Plump, juicy and bursting with flavor, fresh raspberries add a refreshing sweetness to summer favorites, from berry tarts to spinach salads. These extremely delicate berries won't last long, and should be frozen if you're not using them right away. Freezing can extend the life of raspberries for up to a year. You can freeze them individually, or you can freeze them in sugar or syrup so they'll last longer.
Freezing Whole Raspberries
Rinse the raspberries gently in cool water in a colander. Gently pat them dry with paper towels, removing as much moisture as possible.
Place the raspberries on a baking sheet lined with wax paper, leaving at least 1 inch of space between them so they won't stick together.
Put the baking sheet in the freezer until the raspberries are frozen solid.
Transfer the frozen berries into an airtight container or freezer bags and seal, removing as much air as possible. Return the bags to the freezer and use the raspberries as needed. Use within six to eight months.
Raspberries in Sugar Pack
Place rinsed berries in a mixing bowl and top with sugar. For every 1 quart of raspberries, add 1/2 to 3/4 cup sugar.
Stir the sugar into the raspberries gently until all the sugar is dissolved, being careful not to completely crush the berries. The sugar will draw liquid from the berries as you stir.
Spoon the sweetened raspberries and juices into an airtight container, leaving at least a 1/2 inch of space at the top.
Seal the container and store in the freezer for up to 12 months.
Raspberries in Syrup Pack
Combine equal parts of sugar and water in a small saucepan on the stove over a low heat. Stir until sugar the is fully dissolved and the mixture has a syrupy texture. Use 1 to 2 cups of water and 1 cup of sugar for every 1 quart of raspberries.
Allow the sugar syrup to cool to room temperature. Place the rinsed raspberries in an airtight container.
Pour the cooled syrup over the raspberries, leaving a 1/2 inch of space in the container. Seal and store in the freezer for up to 12 months.
Label the containers of frozen raspberries with the date and method of freezing. Raspberries frozen individually are best used after thawing for cakes, oatmeal and in fruit smoothies.
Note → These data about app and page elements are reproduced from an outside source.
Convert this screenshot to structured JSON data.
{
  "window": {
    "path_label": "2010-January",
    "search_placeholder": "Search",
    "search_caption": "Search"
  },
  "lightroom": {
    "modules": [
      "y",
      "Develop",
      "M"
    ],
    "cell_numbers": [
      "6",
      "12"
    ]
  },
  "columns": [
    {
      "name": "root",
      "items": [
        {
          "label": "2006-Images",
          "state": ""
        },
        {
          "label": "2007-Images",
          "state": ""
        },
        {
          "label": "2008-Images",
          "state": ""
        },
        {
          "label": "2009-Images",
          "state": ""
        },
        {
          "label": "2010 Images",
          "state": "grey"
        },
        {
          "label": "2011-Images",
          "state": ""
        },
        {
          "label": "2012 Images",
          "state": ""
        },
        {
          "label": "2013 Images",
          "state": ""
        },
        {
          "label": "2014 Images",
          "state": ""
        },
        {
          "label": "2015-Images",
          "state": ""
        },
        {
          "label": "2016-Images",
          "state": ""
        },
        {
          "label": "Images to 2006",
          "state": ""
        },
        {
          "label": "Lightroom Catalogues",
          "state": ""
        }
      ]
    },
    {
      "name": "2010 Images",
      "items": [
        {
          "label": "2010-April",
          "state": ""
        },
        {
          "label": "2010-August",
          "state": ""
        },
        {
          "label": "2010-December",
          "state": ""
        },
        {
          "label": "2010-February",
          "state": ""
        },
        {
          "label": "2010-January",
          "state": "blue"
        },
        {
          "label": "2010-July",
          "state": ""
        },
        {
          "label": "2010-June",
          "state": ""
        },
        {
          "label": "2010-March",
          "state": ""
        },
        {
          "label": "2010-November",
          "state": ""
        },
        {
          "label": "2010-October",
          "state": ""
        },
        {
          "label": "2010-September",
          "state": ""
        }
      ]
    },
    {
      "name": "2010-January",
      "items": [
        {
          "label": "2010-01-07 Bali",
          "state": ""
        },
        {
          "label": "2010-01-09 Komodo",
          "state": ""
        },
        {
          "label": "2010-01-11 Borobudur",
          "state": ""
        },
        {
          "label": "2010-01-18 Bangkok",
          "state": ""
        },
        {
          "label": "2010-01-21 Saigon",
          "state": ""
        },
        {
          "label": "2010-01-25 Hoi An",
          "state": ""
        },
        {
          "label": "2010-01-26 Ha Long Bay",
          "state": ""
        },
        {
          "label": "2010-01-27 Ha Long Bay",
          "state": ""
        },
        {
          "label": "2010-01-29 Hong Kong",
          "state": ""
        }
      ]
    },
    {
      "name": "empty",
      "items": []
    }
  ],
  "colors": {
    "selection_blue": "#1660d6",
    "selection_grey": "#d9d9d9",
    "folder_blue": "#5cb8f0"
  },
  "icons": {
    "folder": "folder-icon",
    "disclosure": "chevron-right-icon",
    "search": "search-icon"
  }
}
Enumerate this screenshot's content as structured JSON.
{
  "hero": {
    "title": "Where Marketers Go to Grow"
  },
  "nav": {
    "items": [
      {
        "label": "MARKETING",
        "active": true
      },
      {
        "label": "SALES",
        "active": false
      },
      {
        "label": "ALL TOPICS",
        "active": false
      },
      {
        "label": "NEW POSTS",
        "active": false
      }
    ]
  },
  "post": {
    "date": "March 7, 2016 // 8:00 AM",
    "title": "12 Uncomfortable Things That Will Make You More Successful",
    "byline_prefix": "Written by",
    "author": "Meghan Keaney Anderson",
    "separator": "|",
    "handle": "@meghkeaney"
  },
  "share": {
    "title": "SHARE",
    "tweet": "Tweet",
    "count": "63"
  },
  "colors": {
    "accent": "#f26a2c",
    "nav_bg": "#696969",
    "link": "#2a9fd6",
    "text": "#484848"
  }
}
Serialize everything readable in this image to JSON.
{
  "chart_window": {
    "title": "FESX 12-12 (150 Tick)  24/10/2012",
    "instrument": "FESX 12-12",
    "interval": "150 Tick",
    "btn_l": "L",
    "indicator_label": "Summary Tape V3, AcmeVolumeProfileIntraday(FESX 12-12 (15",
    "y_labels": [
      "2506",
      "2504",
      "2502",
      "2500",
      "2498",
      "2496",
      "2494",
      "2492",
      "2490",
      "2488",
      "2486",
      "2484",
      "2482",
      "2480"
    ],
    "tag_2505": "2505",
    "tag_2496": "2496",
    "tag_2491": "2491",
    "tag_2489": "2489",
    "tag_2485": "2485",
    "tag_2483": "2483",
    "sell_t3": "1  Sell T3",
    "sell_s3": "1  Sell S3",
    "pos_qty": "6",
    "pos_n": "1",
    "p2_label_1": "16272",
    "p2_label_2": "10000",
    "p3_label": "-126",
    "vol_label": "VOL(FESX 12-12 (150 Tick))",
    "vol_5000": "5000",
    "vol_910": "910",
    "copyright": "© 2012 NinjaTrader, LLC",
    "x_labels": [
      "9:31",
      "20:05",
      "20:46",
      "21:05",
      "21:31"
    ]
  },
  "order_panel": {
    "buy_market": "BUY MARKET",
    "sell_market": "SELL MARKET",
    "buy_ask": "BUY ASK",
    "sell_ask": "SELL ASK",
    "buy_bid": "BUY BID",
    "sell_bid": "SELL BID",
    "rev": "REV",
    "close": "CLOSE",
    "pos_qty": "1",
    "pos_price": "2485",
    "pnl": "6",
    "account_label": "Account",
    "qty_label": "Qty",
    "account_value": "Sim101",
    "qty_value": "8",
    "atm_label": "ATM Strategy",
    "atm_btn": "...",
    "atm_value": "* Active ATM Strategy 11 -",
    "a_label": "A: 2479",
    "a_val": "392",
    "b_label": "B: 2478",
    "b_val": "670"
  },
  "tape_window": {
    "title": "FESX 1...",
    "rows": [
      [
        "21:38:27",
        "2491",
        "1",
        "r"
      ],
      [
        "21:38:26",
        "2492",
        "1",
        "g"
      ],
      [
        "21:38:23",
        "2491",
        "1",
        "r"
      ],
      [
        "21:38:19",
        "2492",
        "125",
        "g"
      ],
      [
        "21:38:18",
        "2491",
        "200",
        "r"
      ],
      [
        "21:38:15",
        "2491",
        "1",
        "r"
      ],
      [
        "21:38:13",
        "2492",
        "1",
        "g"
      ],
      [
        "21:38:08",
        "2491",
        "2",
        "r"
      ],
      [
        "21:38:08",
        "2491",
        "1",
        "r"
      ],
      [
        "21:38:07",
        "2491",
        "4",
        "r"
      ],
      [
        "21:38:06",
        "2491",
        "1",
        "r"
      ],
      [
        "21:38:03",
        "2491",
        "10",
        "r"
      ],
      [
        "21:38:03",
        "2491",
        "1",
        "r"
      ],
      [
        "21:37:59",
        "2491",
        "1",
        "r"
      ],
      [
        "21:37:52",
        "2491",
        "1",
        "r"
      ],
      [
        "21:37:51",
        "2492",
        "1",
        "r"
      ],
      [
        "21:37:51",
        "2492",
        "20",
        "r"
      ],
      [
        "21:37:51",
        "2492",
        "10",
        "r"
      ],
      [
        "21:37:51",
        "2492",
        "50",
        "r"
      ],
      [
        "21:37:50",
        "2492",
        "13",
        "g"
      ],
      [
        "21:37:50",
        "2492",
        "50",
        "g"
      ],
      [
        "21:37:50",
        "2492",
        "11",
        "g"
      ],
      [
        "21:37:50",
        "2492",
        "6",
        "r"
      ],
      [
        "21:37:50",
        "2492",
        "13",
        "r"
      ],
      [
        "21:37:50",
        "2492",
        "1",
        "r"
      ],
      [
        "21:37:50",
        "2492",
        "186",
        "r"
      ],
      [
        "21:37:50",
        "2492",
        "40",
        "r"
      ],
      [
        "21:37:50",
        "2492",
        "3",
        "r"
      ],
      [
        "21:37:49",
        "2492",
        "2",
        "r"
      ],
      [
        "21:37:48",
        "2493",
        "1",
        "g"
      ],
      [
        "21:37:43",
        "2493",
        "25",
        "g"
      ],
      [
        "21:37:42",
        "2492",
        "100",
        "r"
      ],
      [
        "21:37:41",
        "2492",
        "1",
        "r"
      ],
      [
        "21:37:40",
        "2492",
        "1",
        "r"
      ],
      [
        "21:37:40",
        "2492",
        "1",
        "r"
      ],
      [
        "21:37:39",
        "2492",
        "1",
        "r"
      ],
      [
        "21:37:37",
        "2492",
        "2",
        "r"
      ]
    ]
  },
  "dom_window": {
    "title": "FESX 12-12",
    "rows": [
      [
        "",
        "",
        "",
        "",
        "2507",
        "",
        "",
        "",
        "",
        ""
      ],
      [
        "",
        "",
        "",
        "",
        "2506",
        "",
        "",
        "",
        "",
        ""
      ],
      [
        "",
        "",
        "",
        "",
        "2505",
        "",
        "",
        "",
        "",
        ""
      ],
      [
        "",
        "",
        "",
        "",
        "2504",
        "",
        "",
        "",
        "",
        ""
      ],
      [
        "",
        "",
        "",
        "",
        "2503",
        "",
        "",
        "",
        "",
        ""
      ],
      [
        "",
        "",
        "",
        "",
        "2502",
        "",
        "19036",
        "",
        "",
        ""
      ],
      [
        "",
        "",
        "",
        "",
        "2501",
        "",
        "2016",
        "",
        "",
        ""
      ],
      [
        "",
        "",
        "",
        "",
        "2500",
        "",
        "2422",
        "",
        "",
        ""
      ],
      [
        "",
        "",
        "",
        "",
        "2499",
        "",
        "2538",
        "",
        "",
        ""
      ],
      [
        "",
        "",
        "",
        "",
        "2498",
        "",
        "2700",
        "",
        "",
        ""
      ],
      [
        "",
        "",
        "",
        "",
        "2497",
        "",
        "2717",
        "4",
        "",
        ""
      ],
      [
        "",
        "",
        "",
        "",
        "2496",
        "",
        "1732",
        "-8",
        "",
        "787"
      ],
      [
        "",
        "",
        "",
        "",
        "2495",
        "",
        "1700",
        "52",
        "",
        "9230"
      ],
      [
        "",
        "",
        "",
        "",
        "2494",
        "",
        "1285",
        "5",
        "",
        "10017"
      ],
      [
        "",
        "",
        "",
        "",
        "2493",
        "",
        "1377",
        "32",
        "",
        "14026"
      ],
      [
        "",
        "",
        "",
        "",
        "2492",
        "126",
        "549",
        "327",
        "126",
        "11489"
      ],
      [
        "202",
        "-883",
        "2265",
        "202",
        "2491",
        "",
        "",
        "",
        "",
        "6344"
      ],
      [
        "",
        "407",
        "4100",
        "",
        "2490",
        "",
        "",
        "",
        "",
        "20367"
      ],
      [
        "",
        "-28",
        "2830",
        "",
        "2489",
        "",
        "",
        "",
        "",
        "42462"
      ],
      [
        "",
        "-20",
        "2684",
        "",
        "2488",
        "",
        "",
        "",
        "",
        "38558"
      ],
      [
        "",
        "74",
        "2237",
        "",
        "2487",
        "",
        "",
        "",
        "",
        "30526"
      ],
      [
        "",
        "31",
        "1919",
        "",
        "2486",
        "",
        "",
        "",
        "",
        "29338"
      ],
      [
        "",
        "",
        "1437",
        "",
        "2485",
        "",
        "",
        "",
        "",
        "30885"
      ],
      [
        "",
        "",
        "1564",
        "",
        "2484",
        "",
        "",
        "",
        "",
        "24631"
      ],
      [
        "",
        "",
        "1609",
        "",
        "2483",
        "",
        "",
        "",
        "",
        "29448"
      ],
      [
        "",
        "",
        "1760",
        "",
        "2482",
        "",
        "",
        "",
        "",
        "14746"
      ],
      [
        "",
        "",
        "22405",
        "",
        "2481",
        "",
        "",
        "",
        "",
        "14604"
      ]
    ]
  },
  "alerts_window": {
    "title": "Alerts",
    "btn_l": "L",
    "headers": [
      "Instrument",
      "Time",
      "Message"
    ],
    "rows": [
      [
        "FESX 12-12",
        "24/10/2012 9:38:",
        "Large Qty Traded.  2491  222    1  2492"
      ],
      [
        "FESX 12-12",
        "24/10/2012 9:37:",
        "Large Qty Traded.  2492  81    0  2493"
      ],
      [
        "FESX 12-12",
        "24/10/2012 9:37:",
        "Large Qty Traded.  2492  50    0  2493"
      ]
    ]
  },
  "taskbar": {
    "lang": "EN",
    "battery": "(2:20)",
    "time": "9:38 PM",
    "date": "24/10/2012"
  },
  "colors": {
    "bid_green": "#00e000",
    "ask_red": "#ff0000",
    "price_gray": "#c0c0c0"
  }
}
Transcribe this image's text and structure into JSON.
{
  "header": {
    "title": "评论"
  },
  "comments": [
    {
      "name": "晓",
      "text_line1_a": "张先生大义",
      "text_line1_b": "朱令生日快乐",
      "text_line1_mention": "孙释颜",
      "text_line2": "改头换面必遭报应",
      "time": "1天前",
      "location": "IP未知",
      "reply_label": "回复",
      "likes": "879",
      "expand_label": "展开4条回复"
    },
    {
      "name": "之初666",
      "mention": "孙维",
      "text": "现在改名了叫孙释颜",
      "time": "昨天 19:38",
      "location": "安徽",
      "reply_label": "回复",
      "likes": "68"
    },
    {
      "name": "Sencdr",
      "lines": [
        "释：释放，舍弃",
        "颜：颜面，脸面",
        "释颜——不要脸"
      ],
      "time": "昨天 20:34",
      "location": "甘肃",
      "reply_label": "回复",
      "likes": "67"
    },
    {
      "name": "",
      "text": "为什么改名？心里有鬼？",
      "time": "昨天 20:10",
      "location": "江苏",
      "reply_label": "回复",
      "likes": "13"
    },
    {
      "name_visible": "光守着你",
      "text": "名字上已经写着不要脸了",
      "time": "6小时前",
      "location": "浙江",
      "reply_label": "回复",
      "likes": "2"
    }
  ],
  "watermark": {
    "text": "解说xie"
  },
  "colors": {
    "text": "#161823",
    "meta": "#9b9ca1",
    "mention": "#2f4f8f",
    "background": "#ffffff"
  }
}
Raspberries stored in sugar can be used for topping sweet treats like ice cream, swirled into yogurt or served with shortcake. Raspberries frozen in syrup can be thawed, drained and eaten in the same way as fresh raspberries. Raspberries come in golden, black and purple varieties in addition to red.